India election: BJP's Modi rally hit by deadly blasts
A bomb attack on crowds gathered for an opposition rally in India has killed five people and wounded dozens more.
Several explosions detonated near a park in Bihar's state capital, Patna, where prime ministerial hopeful Narendra Modi was due to speak.
Tens of thousands had gathered in the city centre to hear the speech by Mr Modi, who later offered condolences to the families of the victims.
No group has said it carried out the attack.
Mr Modi's Hindu nationalist Bharatiya Janata Party (BJP) is trying to unseat Congress in a general election due in mid-2014.
The BBC's Sanjoy Majumder in Delhi says serial blasts have taken place in other parts of India before, but not in Patna.
It is still very early in the campaign, our correspondent says, but there is little doubt that the already tight security around Mr Modi will be strengthened.

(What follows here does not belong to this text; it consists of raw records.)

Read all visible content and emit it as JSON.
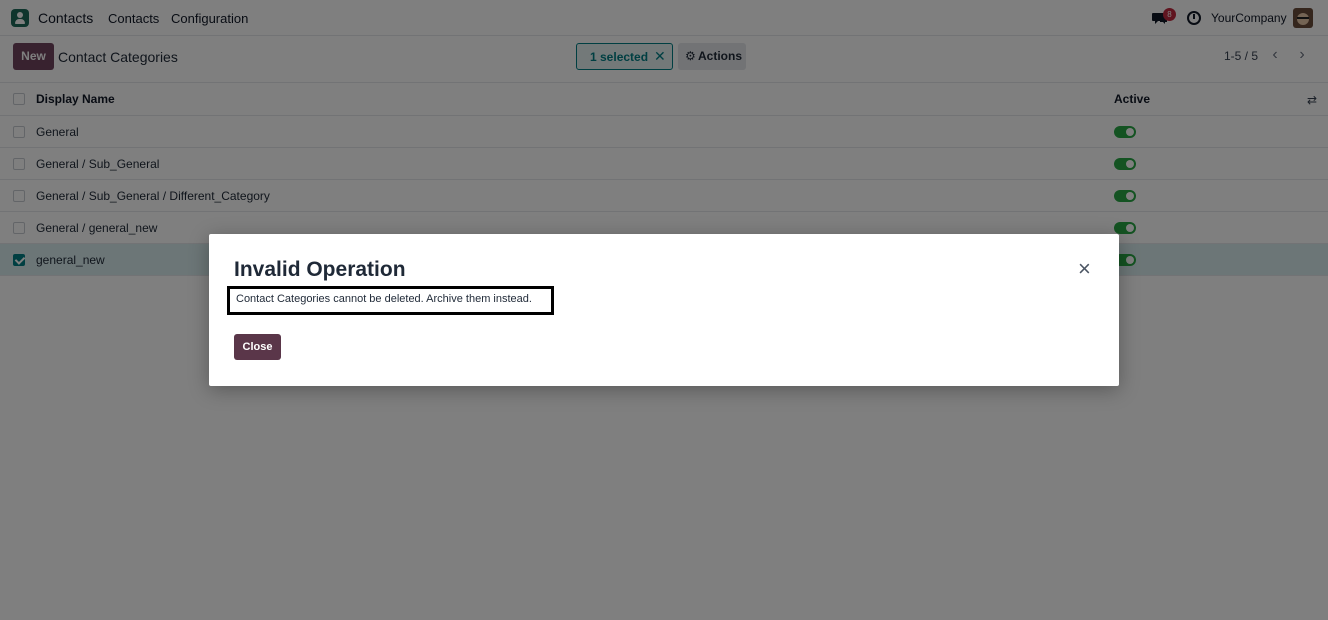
{
  "navbar": {
    "app_name": "Contacts",
    "menu": [
      "Contacts",
      "Configuration"
    ],
    "notification_count": "8",
    "company": "YourCompany"
  },
  "control_panel": {
    "new_label": "New",
    "breadcrumb": "Contact Categories",
    "selected_label": "1 selected",
    "selected_clear": "✕",
    "actions_label": "Actions",
    "pager": "1-5 / 5"
  },
  "list": {
    "columns": {
      "name": "Display Name",
      "active": "Active"
    },
    "rows": [
      {
        "name": "General",
        "active": true,
        "checked": false
      },
      {
        "name": "General / Sub_General",
        "active": true,
        "checked": false
      },
      {
        "name": "General / Sub_General / Different_Category",
        "active": true,
        "checked": false
      },
      {
        "name": "General / general_new",
        "active": true,
        "checked": false
      },
      {
        "name": "general_new",
        "active": true,
        "checked": true
      }
    ]
  },
  "dialog": {
    "title": "Invalid Operation",
    "message": "Contact Categories cannot be deleted. Archive them instead.",
    "close_label": "Close",
    "close_icon": "×"
  },
  "colors": {
    "brand": "#71455e",
    "accent": "#017e84",
    "toggle_on": "#28a745",
    "dialog_button": "#5a3649"
  }
}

Mr Modi is one of the most polarising figures in Indian politics.
He was criticised in 2002 for doing little to prevent religious riots in his home state, Gujarat, in which more than 1,000 people died.
But he is also widely admired for making Gujarat one of India's most developed states.
'Many lying injured'
On Sunday, the first bomb detonated at Patna railway station.
Six others followed, all of them close to a public park where tens of thousands of BJP supporters had gathered.
"There was a blast right behind me. I heard people saying that one of the tyres of a vehicle has burst," said one witness.
"When I went to the spot, I saw many people lying injured on the ground."
The police said several of the injured were in critical conditions.
Officers described the bombs as crude devices that produced "low-intensity" explosions.
Federal investigators have launched an inquiry into the attack.
Prime Minister Manmohan Singh condemned the incident and called for urgent steps to identify those responsible.